◆ **Element data from apps and pages**:
+ + +

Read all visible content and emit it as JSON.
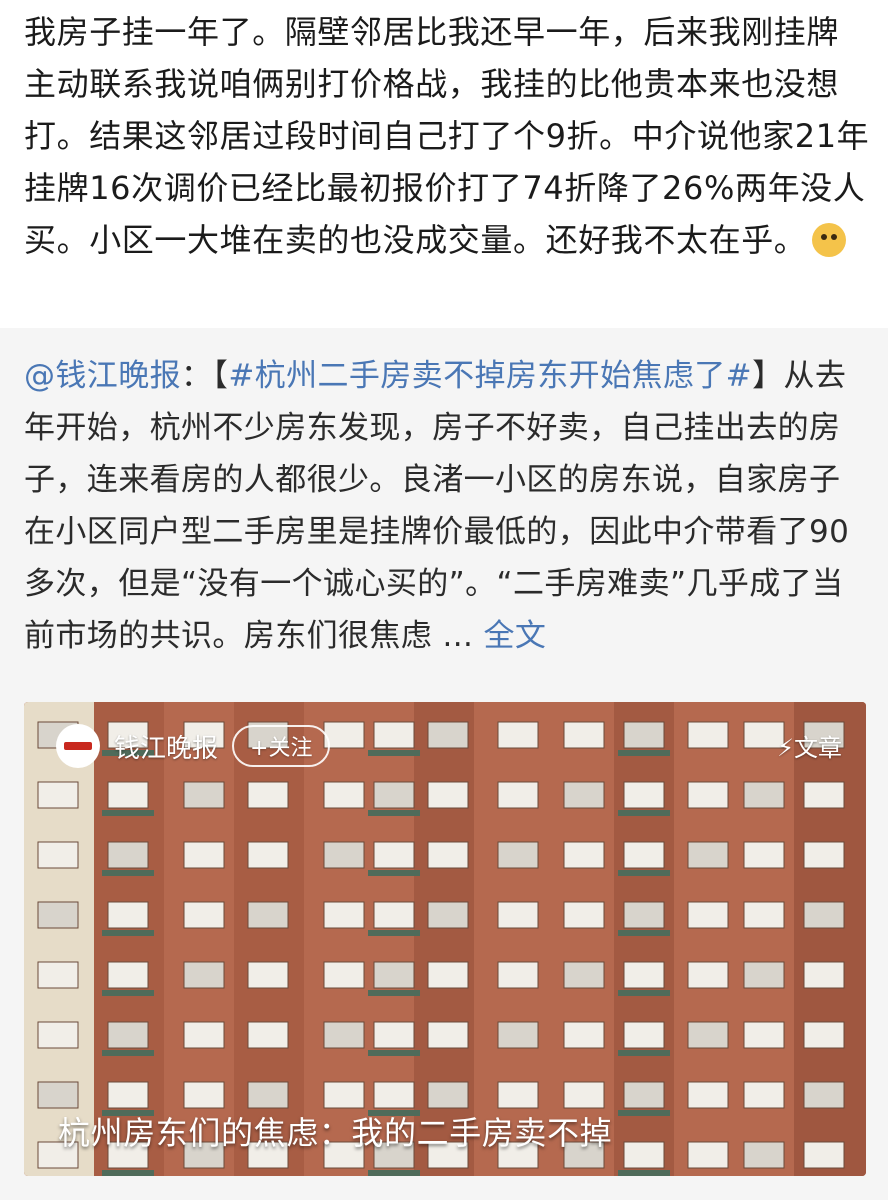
{
  "post": {
    "text": "我房子挂一年了。隔壁邻居比我还早一年，后来我刚挂牌主动联系我说咱俩别打价格战，我挂的比他贵本来也没想打。结果这邻居过段时间自己打了个9折。中介说他家21年挂牌16次调价已经比最初报价打了74折降了26%两年没人买。小区一大堆在卖的也没成交量。还好我不太在乎。"
  },
  "emoji": "doge",
  "repost": {
    "author": "@钱江晚报",
    "separator": "：【",
    "hashtag": "#杭州二手房卖不掉房东开始焦虑了#",
    "body": "】从去年开始，杭州不少房东发现，房子不好卖，自己挂出去的房子，连来看房的人都很少。良渚一小区的房东说，自家房子在小区同户型二手房里是挂牌价最低的，因此中介带看了90多次，但是“没有一个诚心买的”。“二手房难卖”几乎成了当前市场的共识。房东们很焦虑",
    "ellipsis": " ... ",
    "full_text_link": "全文"
  },
  "article_card": {
    "source_name": "钱江晚报",
    "follow_label": "+关注",
    "type_tag": "⚡文章",
    "caption": "杭州房东们的焦虑：我的二手房卖不掉"
  },
  "icons": [
    "doge-emoji-icon",
    "source-logo-icon",
    "lightning-icon"
  ],
  "colors": {
    "link": "#4a77b5",
    "repost_bg": "#f5f5f5",
    "brick": "#b5694f"
  }
}
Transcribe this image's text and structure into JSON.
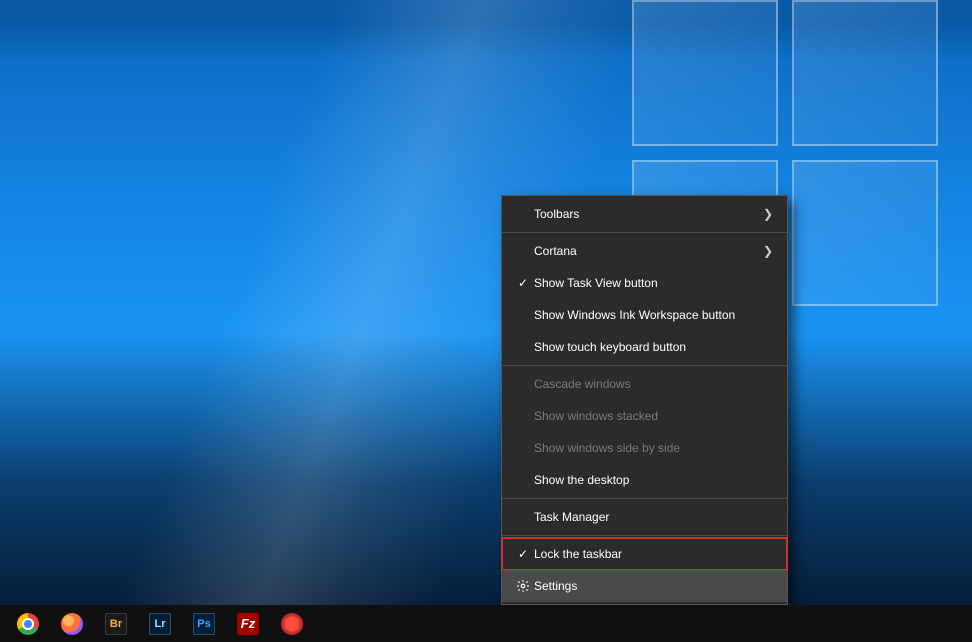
{
  "context_menu": {
    "items": [
      {
        "label": "Toolbars",
        "submenu": true
      },
      {
        "sep": true
      },
      {
        "label": "Cortana",
        "submenu": true
      },
      {
        "label": "Show Task View button",
        "checked": true
      },
      {
        "label": "Show Windows Ink Workspace button"
      },
      {
        "label": "Show touch keyboard button"
      },
      {
        "sep": true
      },
      {
        "label": "Cascade windows",
        "disabled": true
      },
      {
        "label": "Show windows stacked",
        "disabled": true
      },
      {
        "label": "Show windows side by side",
        "disabled": true
      },
      {
        "label": "Show the desktop"
      },
      {
        "sep": true
      },
      {
        "label": "Task Manager"
      },
      {
        "sep": true
      },
      {
        "label": "Lock the taskbar",
        "checked": true,
        "highlighted": true
      },
      {
        "label": "Settings",
        "icon": "gear",
        "hover": true
      }
    ]
  },
  "taskbar": {
    "apps": [
      {
        "name": "chrome",
        "glyph": ""
      },
      {
        "name": "firefox",
        "glyph": ""
      },
      {
        "name": "bridge",
        "glyph": "Br"
      },
      {
        "name": "lightroom",
        "glyph": "Lr"
      },
      {
        "name": "photoshop",
        "glyph": "Ps"
      },
      {
        "name": "filezilla",
        "glyph": "Fz"
      },
      {
        "name": "creative-cloud",
        "glyph": ""
      }
    ]
  }
}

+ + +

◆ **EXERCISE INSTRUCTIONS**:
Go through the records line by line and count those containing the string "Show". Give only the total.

◆ **YOUR RESPONSE**:
6